▸ WHAT NEEDS TO BE DONE
From the entries below, list each line with "author".

▸ MATERIAL FOR THE TASK
--- START ---

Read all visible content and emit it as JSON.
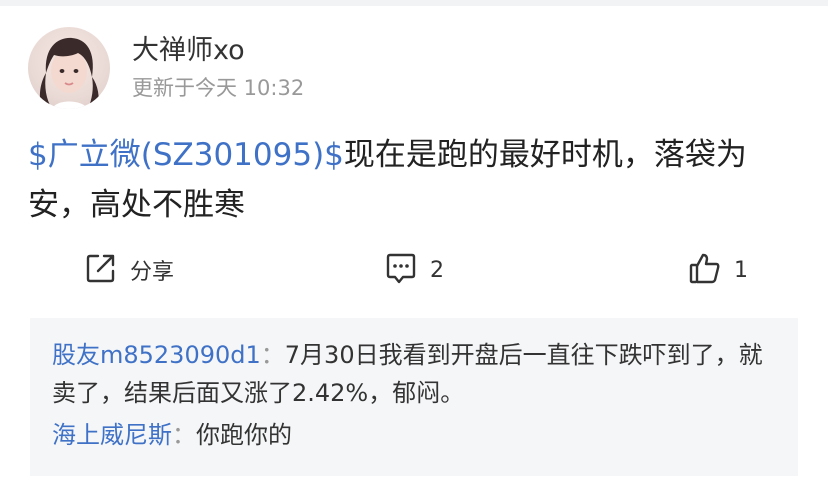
{
  "post": {
    "author": "大禅师xo",
    "timestamp": "更新于今天 10:32",
    "stock_link": "$广立微(SZ301095)$",
    "content_line1": "现在是跑的最好时机，落袋为",
    "content_line2": "安，高处不胜寒"
  },
  "actions": {
    "share_label": "分享",
    "share_icon": "share-icon",
    "comment_count": "2",
    "comment_icon": "comment-icon",
    "like_count": "1",
    "like_icon": "thumbs-up-icon"
  },
  "comments": [
    {
      "author": "股友m8523090d1",
      "separator": "：",
      "text": "7月30日我看到开盘后一直往下跌吓到了，就卖了，结果后面又涨了2.42%，郁闷。"
    },
    {
      "author": "海上威尼斯",
      "separator": "：",
      "text": "你跑你的"
    }
  ],
  "colors": {
    "link": "#3f72c7",
    "muted": "#999999",
    "comment_bg": "#f5f6f8"
  }
}
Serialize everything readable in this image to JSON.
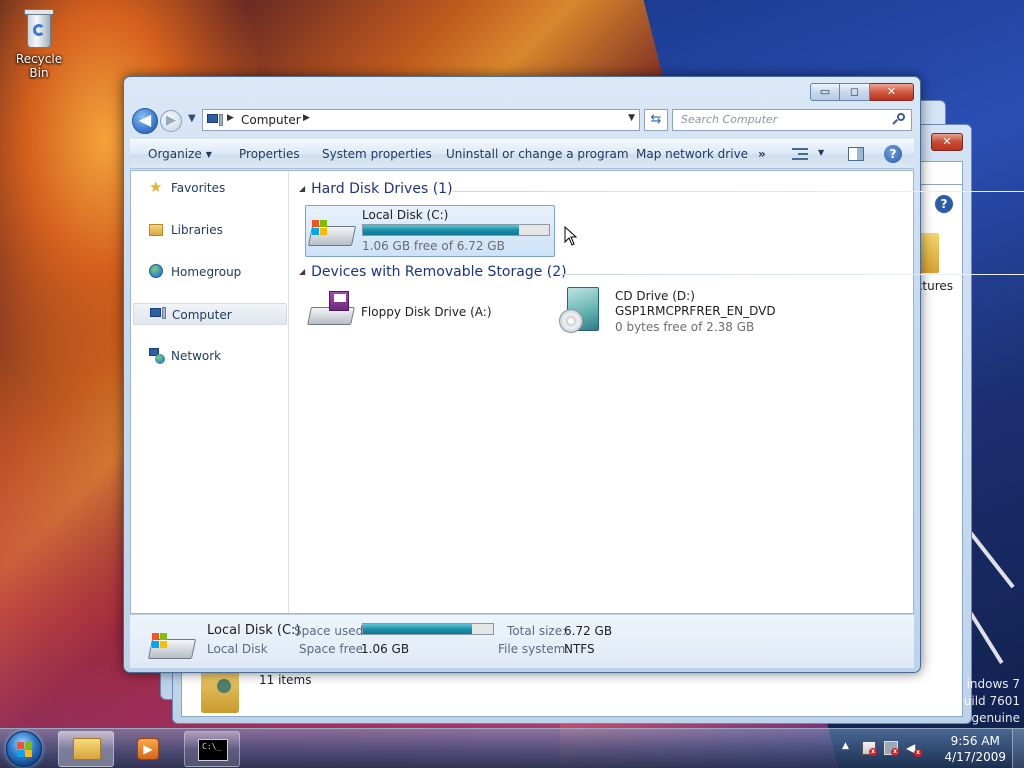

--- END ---

▸ OUTPUT FOR THIS EXERCISE
    "author": "大禅师xo",
      "author": "股友m8523090d1",
      "author": "海上威尼斯",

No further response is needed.